SUPPLIED DATA:
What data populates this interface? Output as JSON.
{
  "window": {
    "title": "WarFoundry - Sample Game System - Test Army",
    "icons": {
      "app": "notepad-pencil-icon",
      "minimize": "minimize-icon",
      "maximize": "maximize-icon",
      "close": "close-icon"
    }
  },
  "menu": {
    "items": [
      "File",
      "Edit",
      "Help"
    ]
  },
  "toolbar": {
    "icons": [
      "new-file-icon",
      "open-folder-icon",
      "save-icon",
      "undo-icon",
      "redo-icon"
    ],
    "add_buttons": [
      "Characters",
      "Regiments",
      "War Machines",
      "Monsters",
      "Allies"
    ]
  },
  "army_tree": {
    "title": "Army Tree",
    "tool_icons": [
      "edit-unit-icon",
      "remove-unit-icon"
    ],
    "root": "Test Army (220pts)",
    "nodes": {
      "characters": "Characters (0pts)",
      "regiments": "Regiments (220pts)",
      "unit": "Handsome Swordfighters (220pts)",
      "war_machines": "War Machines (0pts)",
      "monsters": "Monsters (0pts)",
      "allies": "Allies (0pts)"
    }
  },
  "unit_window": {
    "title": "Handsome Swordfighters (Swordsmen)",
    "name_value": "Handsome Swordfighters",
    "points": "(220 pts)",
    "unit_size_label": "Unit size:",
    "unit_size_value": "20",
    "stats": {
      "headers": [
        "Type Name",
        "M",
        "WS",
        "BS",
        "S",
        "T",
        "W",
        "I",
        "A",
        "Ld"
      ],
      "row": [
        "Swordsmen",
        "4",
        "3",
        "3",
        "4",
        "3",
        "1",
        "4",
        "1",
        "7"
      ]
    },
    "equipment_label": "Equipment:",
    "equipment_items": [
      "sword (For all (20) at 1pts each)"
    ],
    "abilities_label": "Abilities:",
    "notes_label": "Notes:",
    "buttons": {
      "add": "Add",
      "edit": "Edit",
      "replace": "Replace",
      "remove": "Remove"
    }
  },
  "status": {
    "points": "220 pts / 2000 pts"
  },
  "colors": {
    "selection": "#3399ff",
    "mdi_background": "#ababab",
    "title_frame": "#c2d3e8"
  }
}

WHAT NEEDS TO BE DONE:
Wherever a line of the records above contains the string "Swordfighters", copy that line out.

TASK SOLUTION:
      "unit": "Handsome Swordfighters (220pts)",
    "title": "Handsome Swordfighters (Swordsmen)",
    "name_value": "Handsome Swordfighters",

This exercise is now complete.